Do I love Doctor Aphra’s first appearance in Darth Vader #3? Yes! Arguably more than every Doctor Aphra issue after it. Did I lose any of that enjoyment when I sold my 1:25 Larocca variant? Not at all. But did my feeble brain get dragged kicking and screaming the whole way to a sale after multiple listings, unlistings, and relistings? Youbetcha! Arguably, the issue that should mean the most to me is issue #7 because it’s the only Star Wars comic where my god-given name is printed in the letters section. Lo and behold, the market managed to convince me that issue #3 is the issue I value most, though.
Acquisition is exciting! There’s something new in those pages before you crack them! There’s also the off-chance that book becomes valuable and your small investment becomes a pay day! Selling also has a ton of upsides. You’re relieved of one more possession you can’t take with you when you die, but never deprived of your memories of the book or in any real sense your access to read it once again. Possession, however, I would argue is an anxiety-riddled purgatory.
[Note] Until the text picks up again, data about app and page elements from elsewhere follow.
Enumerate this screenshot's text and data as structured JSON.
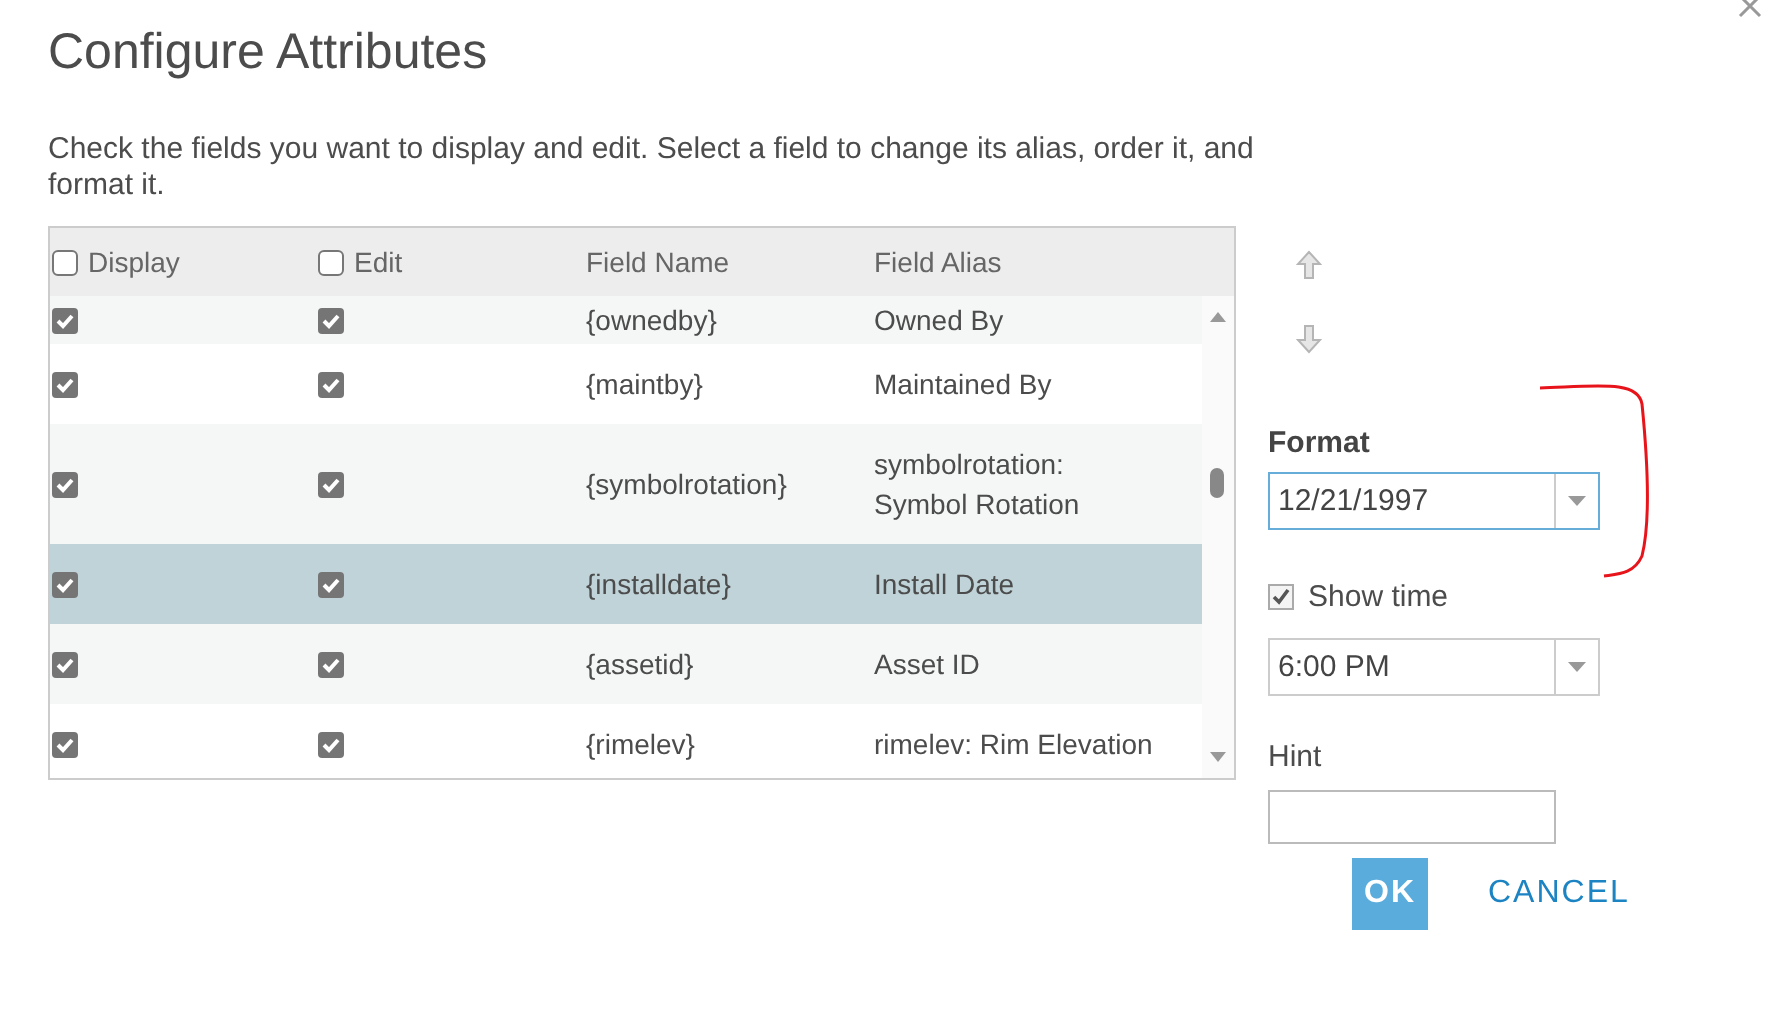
{
  "dialog": {
    "title": "Configure Attributes",
    "description": "Check the fields you want to display and edit. Select a field to change its alias, order it, and format it."
  },
  "table": {
    "columns": [
      {
        "label": "Display",
        "kind": "checkbox",
        "checked": false
      },
      {
        "label": "Edit",
        "kind": "checkbox",
        "checked": false
      },
      {
        "label": "Field Name",
        "kind": "text"
      },
      {
        "label": "Field Alias",
        "kind": "text"
      }
    ],
    "rows": [
      {
        "display": true,
        "edit": true,
        "field_name": "{ownedby}",
        "alias": "Owned By",
        "selected": false
      },
      {
        "display": true,
        "edit": true,
        "field_name": "{maintby}",
        "alias": "Maintained By",
        "selected": false
      },
      {
        "display": true,
        "edit": true,
        "field_name": "{symbolrotation}",
        "alias": "symbolrotation: Symbol Rotation",
        "selected": false
      },
      {
        "display": true,
        "edit": true,
        "field_name": "{installdate}",
        "alias": "Install Date",
        "selected": true
      },
      {
        "display": true,
        "edit": true,
        "field_name": "{assetid}",
        "alias": "Asset ID",
        "selected": false
      },
      {
        "display": true,
        "edit": true,
        "field_name": "{rimelev}",
        "alias": "rimelev: Rim Elevation",
        "selected": false
      }
    ]
  },
  "format": {
    "label": "Format",
    "value": "12/21/1997"
  },
  "show_time": {
    "label": "Show time",
    "checked": true
  },
  "time": {
    "value": "6:00 PM"
  },
  "hint": {
    "label": "Hint"
  },
  "buttons": [
    {
      "label": "OK",
      "kind": "primary"
    },
    {
      "label": "CANCEL",
      "kind": "secondary"
    }
  ]
}
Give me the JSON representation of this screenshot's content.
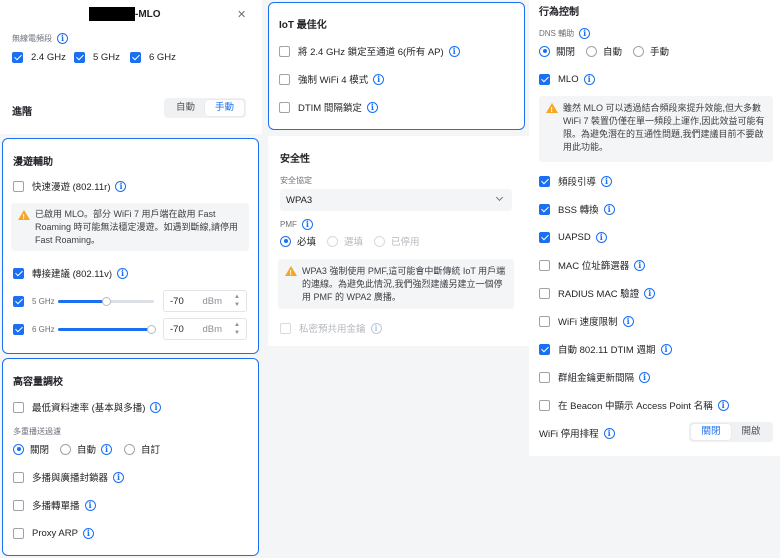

I still possess hundreds of comic books, don’t get me wrong. However, my most anxiety-filled moments while conducting my comic collecting hobby are not the moments of acquisition or sale. Those are filled with possibility, fun, and upon sale, relief. My most anxiety-filled moments are those dismal days when a book I own and love is all of a sudden a book somebody else desperately wants to own and love. To sell or not? When that question is asked, the state of possession is no longer fun for me. I usually end up selling and I rarely look back.
You might come to the conclusion that, “DrunkWooky, you’re not a real comic book fan if you sell off all your books consistently.” That’s a fair assessment if you like. I know in my heart of hearts that I love this shit, though. I don’t know what it is, but no matter how many super heroes I ship across the country, I can’t wait to read their next adventure. What in God’s name does that to me? A topic for another day I guess.